VueScan Standard Keeps Older Scanners Humming
Monday, October 19, 2009; 12:19 AM
Years ago, flatbed scanners reached a level of quality that made them "keepers." No matter how enticing marketing makes the new models sound, the older scanners still produce good to excellent quality images and text. The problem is that many of those scanners are now little more than doorstops, because their manufacturers didn't update the scanners' drivers for the newer operating systems, such as Vista, Windows 7 or Mac OSX. Enter Hamrick Software, and their VueScan program. Even if you don't have an updated driver for your old scanner, VueScan Standard ($40, watermarked demo) can make it work, and work well, on whatever operating system you have.
VueScan?s Advance interface is broken up into six tabs, each of which offers a wide variety of options for tweaking the quality, color, and dynamic range of your scans.>
VueScan Standard offers two interfaces: "Guide Me" and Advanced. Guide Me is a wizard that steps you through the choices you need to make for a basic, unedited scan. The first window defines the purpose of your scan: Scan to File or Copy to Printer. Then, you choose between using the scanner as a Flatbed (for prints) or Transparency (for slides). Media may be Color Photo, B&W Photo, Line Art, Text, Magazine or Newspaper. And Scan Quality is defined by output: E-mail, Web, Print, Edit, or Archive. The wizard then instructs you to place the original on the scanner, and it creates a preview, which you may rotate, crop manually or have the software do an auto crop. The last step is the final scan, which you are prompted to save to your computer.
Whereas "Guide Me" does a decent job with default settings, the Advanced interface gives you all the tools for tweaking the scan to your heart's content. It's broken up into six tabs--Input, Crop, Filter, Color, Output and Preferences--each of which has a bevy of controls. For instance, you can set precise scan and preview resolutions and dimensions, edit color and brightness with a variety of different sliders and checkmark options, choose among four filters (Restore Colors, Restore Fading, Grain Reduction and Sharpen), and select file format (JPEG, TIFF, PDF or OCR Text File). If you're scanning several originals at once, the Multi-Crop function can define the number of separate files to create, using manual or auto controls.

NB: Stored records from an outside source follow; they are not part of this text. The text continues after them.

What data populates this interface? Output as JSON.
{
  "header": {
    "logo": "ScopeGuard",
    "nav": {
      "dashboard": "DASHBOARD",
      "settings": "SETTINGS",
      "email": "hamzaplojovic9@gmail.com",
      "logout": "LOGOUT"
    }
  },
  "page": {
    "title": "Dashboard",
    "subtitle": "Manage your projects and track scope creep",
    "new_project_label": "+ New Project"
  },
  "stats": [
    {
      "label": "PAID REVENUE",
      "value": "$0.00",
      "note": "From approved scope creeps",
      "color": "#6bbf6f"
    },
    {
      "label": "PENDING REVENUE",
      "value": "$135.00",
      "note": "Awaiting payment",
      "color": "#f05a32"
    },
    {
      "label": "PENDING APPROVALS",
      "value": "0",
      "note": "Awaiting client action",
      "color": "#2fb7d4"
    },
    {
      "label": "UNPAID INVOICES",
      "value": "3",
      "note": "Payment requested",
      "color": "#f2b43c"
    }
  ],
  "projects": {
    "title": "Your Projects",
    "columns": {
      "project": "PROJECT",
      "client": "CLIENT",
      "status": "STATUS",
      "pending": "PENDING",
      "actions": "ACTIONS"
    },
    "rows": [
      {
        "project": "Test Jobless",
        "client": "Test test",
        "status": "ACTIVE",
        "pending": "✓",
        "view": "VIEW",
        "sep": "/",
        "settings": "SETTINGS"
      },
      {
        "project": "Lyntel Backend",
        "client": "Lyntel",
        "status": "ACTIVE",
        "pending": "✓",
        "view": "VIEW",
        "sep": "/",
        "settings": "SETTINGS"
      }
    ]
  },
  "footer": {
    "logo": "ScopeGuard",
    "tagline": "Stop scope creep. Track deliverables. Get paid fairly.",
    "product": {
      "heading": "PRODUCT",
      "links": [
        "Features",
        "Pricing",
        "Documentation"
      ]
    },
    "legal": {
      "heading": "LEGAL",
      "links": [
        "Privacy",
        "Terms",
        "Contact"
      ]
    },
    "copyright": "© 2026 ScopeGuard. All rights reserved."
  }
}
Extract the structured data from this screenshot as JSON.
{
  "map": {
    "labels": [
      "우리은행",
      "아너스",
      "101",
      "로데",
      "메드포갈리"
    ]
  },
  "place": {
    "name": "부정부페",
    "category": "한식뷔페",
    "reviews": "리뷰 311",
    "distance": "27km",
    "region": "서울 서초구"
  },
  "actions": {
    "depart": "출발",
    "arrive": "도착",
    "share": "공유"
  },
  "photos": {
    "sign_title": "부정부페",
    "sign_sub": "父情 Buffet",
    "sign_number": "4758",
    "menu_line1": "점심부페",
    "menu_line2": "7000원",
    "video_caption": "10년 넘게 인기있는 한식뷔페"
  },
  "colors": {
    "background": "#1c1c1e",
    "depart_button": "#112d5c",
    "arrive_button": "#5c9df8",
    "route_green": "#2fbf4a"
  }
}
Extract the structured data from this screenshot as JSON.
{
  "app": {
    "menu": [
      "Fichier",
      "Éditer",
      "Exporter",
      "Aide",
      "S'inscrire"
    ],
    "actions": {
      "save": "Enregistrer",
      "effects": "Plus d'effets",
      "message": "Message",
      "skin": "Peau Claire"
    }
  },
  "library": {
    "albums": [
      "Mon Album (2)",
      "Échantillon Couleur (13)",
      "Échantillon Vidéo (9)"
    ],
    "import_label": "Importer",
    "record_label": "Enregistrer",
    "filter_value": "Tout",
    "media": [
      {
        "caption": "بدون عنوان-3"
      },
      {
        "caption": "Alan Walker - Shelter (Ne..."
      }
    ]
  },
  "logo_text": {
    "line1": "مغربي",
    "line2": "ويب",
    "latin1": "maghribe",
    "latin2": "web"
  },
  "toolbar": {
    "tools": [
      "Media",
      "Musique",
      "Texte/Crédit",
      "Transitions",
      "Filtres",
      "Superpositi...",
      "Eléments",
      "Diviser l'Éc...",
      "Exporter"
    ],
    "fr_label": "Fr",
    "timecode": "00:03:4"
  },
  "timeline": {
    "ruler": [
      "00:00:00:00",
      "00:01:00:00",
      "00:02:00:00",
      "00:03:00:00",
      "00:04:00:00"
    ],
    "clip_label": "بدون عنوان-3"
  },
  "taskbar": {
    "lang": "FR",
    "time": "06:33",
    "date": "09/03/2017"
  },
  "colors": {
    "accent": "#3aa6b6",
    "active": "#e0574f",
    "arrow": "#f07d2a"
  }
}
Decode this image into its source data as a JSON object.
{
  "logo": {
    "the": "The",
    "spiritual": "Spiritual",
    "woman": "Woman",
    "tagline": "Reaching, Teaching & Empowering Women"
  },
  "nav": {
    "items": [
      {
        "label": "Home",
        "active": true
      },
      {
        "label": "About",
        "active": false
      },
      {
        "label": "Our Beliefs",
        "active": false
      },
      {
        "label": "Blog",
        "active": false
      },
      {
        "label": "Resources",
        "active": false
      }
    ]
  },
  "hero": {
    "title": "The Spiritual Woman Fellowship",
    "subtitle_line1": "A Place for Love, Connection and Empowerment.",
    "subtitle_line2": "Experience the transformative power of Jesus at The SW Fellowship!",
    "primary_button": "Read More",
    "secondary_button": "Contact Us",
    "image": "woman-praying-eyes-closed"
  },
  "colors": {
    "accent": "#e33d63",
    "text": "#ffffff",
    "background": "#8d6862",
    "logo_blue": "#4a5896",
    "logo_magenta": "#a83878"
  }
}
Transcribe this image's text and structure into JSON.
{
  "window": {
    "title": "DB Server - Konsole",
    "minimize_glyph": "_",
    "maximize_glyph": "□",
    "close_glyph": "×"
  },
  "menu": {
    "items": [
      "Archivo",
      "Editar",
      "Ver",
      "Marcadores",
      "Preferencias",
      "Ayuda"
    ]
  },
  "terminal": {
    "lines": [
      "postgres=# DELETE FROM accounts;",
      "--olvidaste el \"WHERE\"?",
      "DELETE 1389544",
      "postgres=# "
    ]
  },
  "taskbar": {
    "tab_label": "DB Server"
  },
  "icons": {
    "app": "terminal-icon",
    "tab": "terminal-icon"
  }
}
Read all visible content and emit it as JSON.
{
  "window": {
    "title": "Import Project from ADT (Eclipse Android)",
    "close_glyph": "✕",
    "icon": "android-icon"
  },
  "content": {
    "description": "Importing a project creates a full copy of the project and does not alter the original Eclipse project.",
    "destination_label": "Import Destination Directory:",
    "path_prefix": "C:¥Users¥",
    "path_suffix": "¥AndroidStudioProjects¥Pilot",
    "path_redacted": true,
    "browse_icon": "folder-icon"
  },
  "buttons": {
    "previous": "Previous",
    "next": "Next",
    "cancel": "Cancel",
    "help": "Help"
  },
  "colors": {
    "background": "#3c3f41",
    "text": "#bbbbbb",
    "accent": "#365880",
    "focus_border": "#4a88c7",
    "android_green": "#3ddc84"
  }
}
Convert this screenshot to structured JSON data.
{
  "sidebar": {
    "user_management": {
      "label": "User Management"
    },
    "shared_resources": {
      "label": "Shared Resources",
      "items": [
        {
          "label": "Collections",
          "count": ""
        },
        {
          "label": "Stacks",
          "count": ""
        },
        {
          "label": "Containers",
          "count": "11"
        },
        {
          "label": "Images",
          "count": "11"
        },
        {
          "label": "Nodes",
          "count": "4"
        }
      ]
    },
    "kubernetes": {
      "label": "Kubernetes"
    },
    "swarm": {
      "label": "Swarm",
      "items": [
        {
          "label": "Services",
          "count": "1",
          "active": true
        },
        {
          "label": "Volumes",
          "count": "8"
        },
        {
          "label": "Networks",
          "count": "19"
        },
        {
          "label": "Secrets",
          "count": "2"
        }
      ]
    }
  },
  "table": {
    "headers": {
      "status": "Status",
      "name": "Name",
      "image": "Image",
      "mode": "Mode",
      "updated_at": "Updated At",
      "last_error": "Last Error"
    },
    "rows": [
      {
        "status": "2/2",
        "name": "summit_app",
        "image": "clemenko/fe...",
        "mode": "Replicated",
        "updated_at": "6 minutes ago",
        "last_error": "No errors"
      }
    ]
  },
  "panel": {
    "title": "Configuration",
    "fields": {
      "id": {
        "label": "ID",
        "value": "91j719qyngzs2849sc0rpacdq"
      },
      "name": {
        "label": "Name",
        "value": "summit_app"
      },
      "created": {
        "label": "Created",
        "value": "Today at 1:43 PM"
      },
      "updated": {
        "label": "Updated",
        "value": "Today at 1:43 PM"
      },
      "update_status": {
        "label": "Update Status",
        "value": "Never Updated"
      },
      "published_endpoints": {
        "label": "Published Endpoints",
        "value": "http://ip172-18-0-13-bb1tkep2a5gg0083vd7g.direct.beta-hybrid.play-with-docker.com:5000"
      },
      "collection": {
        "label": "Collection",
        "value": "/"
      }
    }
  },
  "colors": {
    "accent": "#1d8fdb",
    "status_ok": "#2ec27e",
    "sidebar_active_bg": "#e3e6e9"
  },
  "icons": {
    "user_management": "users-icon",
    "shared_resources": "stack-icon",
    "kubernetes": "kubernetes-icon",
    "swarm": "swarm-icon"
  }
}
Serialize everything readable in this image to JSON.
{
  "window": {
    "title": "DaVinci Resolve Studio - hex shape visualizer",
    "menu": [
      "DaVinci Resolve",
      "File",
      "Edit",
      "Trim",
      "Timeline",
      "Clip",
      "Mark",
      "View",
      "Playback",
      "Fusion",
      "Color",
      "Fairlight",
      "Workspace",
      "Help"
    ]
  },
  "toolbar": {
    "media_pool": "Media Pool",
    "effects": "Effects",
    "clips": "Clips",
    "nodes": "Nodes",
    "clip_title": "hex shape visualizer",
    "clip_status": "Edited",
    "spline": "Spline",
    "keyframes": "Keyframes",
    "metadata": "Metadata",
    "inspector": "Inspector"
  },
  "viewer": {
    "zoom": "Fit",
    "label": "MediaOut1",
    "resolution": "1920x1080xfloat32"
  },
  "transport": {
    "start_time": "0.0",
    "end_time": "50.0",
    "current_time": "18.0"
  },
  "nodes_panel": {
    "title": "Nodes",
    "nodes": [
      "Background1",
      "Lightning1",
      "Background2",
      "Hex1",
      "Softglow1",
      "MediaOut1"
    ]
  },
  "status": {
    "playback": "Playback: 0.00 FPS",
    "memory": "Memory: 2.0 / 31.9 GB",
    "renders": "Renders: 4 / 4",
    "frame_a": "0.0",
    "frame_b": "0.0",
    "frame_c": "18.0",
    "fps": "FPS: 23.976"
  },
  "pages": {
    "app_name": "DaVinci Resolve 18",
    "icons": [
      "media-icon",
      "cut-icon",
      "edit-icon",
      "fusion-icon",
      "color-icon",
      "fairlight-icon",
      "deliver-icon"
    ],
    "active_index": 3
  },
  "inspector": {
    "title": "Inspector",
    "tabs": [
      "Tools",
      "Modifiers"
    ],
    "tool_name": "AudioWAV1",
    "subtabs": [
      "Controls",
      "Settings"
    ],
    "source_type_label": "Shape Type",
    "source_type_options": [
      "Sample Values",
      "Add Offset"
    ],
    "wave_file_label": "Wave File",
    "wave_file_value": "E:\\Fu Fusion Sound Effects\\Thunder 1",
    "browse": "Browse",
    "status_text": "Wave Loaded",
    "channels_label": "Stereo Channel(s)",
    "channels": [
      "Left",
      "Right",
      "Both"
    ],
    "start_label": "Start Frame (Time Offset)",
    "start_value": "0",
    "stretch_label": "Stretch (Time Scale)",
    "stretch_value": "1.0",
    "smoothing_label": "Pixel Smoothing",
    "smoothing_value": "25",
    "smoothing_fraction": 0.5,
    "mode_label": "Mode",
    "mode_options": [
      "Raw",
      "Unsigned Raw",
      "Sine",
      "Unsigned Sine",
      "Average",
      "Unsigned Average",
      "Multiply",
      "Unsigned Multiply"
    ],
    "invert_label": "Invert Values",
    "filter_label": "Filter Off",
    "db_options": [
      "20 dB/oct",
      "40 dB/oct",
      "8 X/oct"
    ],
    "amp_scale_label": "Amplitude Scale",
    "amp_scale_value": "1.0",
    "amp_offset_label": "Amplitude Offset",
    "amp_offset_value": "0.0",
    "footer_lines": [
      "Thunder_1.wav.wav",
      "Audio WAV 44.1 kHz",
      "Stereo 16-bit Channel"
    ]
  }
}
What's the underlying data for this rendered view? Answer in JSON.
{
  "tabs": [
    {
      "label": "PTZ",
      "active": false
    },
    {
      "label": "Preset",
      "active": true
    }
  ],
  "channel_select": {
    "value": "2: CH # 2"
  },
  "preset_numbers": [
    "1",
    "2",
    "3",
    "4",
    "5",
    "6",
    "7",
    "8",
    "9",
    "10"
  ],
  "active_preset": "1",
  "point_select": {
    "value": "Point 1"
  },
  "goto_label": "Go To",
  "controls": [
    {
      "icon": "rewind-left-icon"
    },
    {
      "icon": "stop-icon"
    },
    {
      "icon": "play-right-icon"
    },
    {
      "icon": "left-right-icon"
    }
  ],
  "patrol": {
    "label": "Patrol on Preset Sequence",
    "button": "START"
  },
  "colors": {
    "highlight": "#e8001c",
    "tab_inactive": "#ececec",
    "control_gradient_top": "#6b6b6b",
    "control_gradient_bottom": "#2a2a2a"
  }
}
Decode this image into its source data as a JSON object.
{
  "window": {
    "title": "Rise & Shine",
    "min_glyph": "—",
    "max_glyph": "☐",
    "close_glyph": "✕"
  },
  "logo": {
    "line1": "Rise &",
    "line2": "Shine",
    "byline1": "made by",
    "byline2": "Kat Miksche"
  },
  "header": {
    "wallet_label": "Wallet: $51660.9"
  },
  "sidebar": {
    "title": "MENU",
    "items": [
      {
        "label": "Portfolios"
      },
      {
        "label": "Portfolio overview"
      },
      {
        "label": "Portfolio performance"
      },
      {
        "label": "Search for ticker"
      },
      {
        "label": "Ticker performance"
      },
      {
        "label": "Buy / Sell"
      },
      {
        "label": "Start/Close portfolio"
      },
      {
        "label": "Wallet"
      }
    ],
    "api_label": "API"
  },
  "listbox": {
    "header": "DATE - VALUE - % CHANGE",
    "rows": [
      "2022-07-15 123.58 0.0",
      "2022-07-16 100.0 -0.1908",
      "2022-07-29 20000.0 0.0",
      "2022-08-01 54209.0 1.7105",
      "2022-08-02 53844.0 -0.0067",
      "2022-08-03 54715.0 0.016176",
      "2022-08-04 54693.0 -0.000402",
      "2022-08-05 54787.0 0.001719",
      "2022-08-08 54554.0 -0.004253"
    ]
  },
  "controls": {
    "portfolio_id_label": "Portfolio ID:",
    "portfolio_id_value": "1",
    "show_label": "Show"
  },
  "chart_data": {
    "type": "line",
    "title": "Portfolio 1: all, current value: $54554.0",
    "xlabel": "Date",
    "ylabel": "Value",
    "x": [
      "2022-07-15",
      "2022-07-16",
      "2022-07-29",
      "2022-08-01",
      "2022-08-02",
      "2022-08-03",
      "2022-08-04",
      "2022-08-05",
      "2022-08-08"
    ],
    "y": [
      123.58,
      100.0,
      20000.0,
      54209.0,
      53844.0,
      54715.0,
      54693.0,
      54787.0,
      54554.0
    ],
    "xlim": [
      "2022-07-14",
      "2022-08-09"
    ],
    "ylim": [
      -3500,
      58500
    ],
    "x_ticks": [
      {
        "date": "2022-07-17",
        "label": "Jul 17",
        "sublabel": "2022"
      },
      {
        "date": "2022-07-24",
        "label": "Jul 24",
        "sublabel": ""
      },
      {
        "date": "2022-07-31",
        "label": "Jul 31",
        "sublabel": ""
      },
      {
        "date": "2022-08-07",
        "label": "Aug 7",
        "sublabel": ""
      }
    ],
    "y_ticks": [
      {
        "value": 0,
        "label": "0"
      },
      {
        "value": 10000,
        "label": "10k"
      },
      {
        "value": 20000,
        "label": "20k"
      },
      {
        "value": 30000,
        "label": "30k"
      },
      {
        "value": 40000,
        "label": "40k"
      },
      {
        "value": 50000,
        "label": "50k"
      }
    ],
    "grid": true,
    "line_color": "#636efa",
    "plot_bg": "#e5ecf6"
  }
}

Unfortunately, the Advanced interface doesn't always conform to standards set by other scanner software over the years, and understanding the nomenclature can be as much a challenge to experienced users as novices. Still, VueScan offers an impressive depth of features and controls, and the quality of the images or text you can get with them is potentially quite high--once you gain control over all the parameters and options.
For even more control over color accuracy and quality, you might want to check out VueScan's Professional Edition ($80), which supports ICC profiles and color spaces, IT8 color calibration of your scanner, as well as scanning to RAW files and unlimited free upgrades to new versions. VueScan Standard Edition includes free upgrades to new versions of the software for one year.
If you really like your venerable flatbed scanner, and have no desire to discard it, VueScan can be your answer. But even if you have a scanner driver for the most recent operating system, you might want to check out VueScan; it could possibly improve the quality of your scans.